--- SOURCE DATA ---

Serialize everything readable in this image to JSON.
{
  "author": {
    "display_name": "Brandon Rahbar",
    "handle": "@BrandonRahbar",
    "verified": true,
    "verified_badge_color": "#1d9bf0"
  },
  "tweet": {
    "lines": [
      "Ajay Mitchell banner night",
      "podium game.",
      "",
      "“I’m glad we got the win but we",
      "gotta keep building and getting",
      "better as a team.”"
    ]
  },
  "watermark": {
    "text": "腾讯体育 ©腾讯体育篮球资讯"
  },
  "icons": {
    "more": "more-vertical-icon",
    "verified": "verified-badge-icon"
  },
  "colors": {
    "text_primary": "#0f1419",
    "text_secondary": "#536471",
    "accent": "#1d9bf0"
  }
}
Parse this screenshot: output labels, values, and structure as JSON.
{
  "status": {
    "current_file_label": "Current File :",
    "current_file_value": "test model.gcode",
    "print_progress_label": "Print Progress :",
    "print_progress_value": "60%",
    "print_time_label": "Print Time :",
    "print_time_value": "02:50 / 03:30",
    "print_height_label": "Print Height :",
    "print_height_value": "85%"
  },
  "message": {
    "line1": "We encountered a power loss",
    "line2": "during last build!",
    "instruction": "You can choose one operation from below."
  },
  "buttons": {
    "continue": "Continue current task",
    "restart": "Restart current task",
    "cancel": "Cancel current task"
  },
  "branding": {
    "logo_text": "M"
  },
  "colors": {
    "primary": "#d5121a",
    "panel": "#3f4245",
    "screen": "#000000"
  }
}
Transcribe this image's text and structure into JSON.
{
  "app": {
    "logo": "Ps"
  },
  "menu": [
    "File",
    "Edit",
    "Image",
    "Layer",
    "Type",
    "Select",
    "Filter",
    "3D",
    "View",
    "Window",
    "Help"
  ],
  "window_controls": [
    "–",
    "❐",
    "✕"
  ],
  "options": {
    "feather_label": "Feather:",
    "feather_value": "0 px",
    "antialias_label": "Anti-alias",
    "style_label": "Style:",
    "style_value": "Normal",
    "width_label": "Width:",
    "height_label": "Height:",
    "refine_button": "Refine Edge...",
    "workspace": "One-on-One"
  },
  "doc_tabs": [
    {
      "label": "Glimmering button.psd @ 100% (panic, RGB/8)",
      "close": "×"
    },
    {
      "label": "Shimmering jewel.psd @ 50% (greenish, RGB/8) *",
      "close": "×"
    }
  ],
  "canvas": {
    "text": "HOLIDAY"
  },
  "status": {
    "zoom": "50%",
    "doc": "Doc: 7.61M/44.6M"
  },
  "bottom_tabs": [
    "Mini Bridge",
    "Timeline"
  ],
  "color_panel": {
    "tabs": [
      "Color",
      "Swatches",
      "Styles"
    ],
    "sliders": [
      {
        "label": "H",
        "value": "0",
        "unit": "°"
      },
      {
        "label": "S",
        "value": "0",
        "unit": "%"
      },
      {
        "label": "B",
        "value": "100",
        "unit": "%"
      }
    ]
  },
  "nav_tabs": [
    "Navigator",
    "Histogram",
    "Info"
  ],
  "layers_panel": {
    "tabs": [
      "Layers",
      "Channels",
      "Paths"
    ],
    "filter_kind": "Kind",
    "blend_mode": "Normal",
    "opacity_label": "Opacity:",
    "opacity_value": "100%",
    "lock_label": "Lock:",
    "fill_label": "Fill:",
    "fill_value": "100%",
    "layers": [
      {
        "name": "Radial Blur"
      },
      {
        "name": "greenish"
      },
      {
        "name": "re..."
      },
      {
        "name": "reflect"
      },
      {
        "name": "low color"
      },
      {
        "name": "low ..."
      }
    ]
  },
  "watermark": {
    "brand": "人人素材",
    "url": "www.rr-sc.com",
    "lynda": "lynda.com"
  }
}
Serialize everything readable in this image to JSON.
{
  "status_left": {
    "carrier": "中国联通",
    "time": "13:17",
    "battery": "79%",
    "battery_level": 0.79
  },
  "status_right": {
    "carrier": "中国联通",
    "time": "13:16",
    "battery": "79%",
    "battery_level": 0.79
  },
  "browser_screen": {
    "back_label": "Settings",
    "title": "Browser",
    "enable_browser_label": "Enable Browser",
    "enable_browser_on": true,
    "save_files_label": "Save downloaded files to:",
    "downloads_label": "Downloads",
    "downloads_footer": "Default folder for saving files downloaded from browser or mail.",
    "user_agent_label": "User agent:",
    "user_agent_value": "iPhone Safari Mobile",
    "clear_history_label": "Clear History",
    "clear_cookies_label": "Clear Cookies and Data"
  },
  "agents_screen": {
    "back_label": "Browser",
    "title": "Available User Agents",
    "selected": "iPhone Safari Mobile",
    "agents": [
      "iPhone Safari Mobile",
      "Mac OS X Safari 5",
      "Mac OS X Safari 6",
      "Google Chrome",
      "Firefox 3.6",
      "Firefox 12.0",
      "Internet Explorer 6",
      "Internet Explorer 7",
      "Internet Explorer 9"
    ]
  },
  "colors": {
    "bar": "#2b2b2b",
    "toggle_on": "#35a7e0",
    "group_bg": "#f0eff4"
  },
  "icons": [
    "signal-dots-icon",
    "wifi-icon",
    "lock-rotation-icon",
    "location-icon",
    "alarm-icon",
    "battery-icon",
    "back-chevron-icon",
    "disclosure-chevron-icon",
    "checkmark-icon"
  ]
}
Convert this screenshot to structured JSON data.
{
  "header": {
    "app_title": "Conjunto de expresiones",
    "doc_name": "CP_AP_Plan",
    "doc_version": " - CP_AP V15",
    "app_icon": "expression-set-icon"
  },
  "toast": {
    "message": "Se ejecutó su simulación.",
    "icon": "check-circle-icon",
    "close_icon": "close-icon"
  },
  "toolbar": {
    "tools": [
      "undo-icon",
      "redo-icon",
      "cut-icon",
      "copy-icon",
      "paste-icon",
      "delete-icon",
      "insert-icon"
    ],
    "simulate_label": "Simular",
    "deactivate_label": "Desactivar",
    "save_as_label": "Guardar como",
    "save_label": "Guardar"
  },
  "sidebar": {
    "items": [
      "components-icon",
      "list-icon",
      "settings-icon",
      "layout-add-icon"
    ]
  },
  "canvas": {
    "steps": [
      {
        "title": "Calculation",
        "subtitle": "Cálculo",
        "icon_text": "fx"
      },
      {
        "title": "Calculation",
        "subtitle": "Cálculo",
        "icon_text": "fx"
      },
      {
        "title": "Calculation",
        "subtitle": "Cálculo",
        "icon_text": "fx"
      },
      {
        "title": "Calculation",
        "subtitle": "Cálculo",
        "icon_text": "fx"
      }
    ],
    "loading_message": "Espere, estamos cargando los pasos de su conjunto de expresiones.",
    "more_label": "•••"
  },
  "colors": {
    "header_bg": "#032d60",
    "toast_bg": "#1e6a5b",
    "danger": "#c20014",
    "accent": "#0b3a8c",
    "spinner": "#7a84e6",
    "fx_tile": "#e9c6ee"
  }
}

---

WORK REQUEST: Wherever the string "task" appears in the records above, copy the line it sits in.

ANSWER BELOW:
    "continue": "Continue current task",
    "restart": "Restart current task",
    "cancel": "Cancel current task"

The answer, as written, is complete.